By David Young-
The Law Commission is to issue a wide ranging review of the attorney general’s powers to refer a case to the Court of Appeal because the sentence is ‘unduly lenient’ .
The comprehensive review, which will include a public consultation, follows calls from several leading bodies, including the Justice Select Committee and Westminster Commission on Miscarriages of Justice, for improvements to the law, the commission said. Miscarriages of justice are in direct conflict with the purpose of an equitable application of the law, and the government is determined to redress that.
The Commission has been asked by the Government to examine the need for reforms to the appeals system, to ensure that the courts have the right powers to enable the effective, efficient and appropriate resolution of appeals.
The comprehensive review, which will include a public consultation, follows calls from several leading bodies, including the Justice Select Committee and Westminster Commission on Miscarriages of Justice, for improvements to the law on appeals to be considered.
The new project will consider the need for reform, with particular focus on identifying any inconsistencies, uncertainties and gaps in the law that may be hindering the ability of the appeals system to function as effectively and fairly as possible.
Other areas to be considered include the powers of the Court of Appeal, including its power to order a re-trial of a case or substitute a conviction for another offence.
It also plans to examine whether there is evidence that the ‘safety test’ – used to grant an appeal against a conviction on the grounds that it is unsafe may make it difficult to correct miscarriages of justice.

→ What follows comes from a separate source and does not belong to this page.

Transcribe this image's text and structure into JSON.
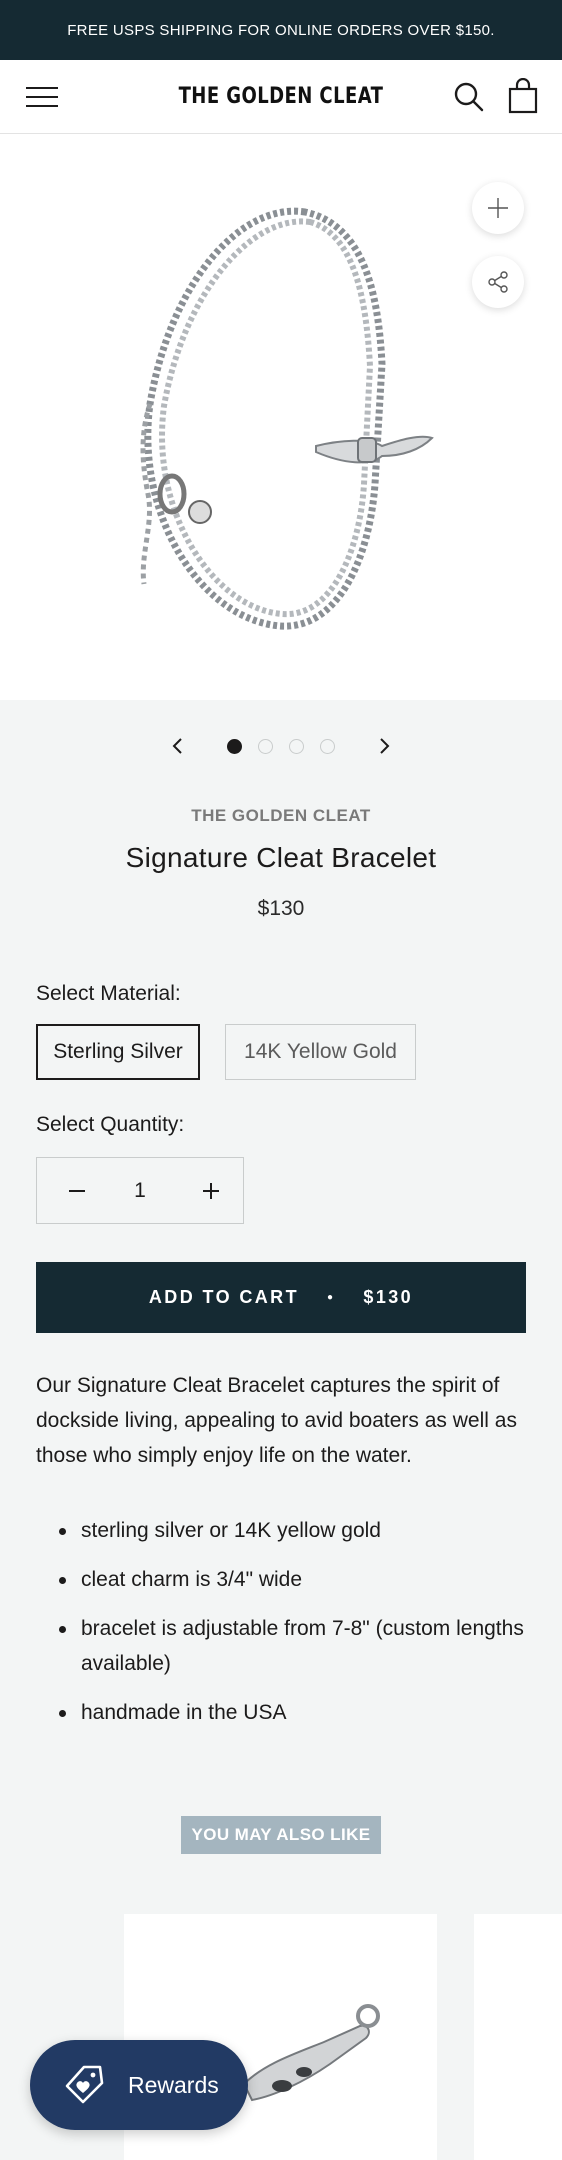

The test used by the Criminal Cases Review Commission for when it can refer a case back to the Court of Appeal.
The Crown court’s sentencing powers for a new trial that is the result of an appeal.
Laws governing the retention and disclosure of evidence for a case, including after conviction, and retention and access to records of proceedings.
Professor Penney Lewis, law commissioner for criminal law, said: ‘The appeals system has faced calls for reform in recent years – often marked by conflicting views on the areas of law that should be changed. Our wide-ranging review of appeals will look at the evidence behind competing arguments for reform. We will closely scrutinise where the law is working well, and where it may be falling short.’
Campaign group APPEAL welcomed the announcement. Emily Bolton, director and founder, said: ‘We are pleased that the terms of reference encompass almost all of our major innocence initiative reform goals including post-conviction disclosure, the tests applied by the court and the commission, retention periods and access to transcripts.’
The review will begin with initial scoping and pre-consultation engagement with stakeholders, followed by a published consultation paper containing provisional proposals.